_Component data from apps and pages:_
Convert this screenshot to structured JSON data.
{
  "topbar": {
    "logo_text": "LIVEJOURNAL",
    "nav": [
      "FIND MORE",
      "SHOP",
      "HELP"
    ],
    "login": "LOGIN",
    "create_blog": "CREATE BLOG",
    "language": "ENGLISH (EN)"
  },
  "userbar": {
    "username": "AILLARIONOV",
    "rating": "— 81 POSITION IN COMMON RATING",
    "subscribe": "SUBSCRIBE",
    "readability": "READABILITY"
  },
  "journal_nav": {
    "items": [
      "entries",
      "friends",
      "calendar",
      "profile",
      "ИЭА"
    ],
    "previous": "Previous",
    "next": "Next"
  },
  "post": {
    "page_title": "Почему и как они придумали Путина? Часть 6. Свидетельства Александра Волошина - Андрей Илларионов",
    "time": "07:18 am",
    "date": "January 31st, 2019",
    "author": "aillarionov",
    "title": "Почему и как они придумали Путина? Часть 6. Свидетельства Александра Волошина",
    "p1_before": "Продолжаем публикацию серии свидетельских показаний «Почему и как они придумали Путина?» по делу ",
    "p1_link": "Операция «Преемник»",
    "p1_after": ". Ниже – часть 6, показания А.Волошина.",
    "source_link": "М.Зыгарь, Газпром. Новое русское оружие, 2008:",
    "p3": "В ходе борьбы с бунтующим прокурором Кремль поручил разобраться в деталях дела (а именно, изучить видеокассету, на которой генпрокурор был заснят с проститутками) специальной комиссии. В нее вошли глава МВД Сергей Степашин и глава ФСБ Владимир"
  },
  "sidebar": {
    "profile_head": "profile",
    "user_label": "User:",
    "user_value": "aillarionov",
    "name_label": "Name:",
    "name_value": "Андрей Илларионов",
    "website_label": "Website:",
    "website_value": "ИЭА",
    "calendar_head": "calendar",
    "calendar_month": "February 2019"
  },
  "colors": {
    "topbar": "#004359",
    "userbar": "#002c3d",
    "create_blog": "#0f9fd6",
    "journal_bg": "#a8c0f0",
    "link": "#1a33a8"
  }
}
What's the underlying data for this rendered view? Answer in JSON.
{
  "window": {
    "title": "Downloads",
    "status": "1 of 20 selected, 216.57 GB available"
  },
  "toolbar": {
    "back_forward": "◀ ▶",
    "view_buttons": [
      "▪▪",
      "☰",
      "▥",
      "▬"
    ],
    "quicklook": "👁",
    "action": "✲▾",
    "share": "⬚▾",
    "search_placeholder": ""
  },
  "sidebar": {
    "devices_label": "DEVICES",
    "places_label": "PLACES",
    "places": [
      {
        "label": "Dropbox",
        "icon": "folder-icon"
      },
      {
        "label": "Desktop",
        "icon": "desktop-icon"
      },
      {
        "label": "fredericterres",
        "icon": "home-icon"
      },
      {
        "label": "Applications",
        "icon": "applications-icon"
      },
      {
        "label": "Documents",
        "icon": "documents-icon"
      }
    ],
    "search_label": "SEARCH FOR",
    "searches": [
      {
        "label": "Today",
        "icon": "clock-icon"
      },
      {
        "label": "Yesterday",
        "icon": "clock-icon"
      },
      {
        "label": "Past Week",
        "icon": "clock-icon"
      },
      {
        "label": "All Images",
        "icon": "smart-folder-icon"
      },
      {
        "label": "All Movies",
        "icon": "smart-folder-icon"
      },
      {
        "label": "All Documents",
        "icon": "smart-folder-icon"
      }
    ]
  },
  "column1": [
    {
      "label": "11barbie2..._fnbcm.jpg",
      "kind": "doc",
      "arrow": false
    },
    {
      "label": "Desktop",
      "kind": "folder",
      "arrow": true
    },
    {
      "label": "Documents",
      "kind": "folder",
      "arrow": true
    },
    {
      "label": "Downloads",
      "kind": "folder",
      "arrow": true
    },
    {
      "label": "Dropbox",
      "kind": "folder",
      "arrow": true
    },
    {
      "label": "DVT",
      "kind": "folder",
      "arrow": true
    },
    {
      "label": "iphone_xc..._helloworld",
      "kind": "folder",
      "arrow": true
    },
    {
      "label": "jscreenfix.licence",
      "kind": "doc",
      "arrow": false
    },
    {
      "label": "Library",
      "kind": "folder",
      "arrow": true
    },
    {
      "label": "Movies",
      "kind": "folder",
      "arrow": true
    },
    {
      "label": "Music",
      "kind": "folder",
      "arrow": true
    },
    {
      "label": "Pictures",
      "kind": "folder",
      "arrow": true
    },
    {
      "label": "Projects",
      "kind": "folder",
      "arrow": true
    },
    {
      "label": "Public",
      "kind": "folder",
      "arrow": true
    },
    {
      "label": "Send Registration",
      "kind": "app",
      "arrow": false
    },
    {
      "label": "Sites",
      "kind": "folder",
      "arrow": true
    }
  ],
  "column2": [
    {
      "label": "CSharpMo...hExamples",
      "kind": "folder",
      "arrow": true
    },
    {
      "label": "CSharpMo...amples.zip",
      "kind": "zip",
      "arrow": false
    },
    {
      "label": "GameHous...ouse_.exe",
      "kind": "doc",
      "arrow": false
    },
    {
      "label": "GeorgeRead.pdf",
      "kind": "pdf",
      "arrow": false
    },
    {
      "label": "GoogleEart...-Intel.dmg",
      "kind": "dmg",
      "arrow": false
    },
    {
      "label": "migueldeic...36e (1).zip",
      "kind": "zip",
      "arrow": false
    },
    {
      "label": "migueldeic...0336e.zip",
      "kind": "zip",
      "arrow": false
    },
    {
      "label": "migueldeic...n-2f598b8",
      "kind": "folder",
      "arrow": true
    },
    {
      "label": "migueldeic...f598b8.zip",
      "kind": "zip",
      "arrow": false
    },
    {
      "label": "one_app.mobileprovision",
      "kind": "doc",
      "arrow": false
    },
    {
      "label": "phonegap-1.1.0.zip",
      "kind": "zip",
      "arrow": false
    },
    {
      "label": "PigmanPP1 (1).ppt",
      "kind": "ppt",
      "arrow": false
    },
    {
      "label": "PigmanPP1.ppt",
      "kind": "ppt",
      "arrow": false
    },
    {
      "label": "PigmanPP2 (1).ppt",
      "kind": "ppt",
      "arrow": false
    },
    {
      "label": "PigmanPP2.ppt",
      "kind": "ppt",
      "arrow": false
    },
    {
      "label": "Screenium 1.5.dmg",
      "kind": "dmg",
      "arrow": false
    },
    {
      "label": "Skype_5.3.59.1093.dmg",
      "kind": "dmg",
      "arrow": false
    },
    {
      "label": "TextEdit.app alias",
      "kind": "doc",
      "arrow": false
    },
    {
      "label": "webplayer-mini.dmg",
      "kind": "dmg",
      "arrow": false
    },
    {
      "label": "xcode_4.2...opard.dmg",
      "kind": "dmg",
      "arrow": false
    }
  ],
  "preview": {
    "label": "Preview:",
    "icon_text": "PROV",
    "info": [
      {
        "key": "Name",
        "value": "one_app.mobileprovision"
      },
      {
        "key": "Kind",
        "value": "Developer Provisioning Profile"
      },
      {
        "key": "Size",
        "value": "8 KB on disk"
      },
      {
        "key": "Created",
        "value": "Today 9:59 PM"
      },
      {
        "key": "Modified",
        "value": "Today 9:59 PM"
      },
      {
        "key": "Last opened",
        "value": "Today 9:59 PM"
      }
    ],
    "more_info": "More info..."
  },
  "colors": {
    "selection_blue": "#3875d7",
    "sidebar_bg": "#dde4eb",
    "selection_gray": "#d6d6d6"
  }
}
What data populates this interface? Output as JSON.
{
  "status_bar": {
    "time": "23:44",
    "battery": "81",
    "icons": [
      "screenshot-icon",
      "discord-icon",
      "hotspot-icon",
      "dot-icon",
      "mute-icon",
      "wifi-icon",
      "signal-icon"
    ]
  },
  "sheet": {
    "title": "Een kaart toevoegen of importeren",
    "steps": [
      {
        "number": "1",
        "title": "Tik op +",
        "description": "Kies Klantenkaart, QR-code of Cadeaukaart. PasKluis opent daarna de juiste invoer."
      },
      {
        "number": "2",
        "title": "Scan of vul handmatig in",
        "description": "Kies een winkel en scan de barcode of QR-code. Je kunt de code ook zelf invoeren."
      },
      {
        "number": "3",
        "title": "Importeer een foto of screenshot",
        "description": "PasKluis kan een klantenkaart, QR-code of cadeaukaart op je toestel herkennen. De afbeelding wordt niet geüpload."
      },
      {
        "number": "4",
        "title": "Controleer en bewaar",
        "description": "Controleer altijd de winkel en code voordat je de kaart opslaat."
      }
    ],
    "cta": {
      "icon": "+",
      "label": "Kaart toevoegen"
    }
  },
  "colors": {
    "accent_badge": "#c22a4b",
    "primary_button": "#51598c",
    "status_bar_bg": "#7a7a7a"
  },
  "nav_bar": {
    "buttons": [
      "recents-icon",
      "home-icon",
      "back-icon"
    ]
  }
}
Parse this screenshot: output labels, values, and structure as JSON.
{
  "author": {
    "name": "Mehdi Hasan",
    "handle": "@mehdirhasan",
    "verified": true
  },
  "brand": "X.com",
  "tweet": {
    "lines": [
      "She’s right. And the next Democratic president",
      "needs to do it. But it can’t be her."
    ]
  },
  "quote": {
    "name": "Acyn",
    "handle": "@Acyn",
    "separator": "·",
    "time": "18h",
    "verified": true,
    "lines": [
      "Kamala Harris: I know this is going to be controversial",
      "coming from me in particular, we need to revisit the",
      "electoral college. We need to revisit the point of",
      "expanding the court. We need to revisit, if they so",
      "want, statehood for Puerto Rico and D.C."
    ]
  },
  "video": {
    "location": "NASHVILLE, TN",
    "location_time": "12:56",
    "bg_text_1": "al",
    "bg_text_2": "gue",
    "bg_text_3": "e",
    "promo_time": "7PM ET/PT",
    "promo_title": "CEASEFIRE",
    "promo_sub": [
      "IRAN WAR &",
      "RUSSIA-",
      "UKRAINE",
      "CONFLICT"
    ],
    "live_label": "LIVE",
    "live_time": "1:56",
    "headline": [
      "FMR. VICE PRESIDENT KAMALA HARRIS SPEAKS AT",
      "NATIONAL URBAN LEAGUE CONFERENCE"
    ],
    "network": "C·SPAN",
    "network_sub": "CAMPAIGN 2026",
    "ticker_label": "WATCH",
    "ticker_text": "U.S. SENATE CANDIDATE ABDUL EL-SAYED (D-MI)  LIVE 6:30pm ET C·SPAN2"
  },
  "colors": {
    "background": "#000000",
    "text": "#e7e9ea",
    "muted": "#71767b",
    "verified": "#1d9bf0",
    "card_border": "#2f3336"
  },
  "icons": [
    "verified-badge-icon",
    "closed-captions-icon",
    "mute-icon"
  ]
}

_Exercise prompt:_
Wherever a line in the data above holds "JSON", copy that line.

_Task solution:_
Convert this screenshot to structured JSON data.
What's the underlying data for this rendered view? Answer in JSON.
What data populates this interface? Output as JSON.
Parse this screenshot: output labels, values, and structure as JSON.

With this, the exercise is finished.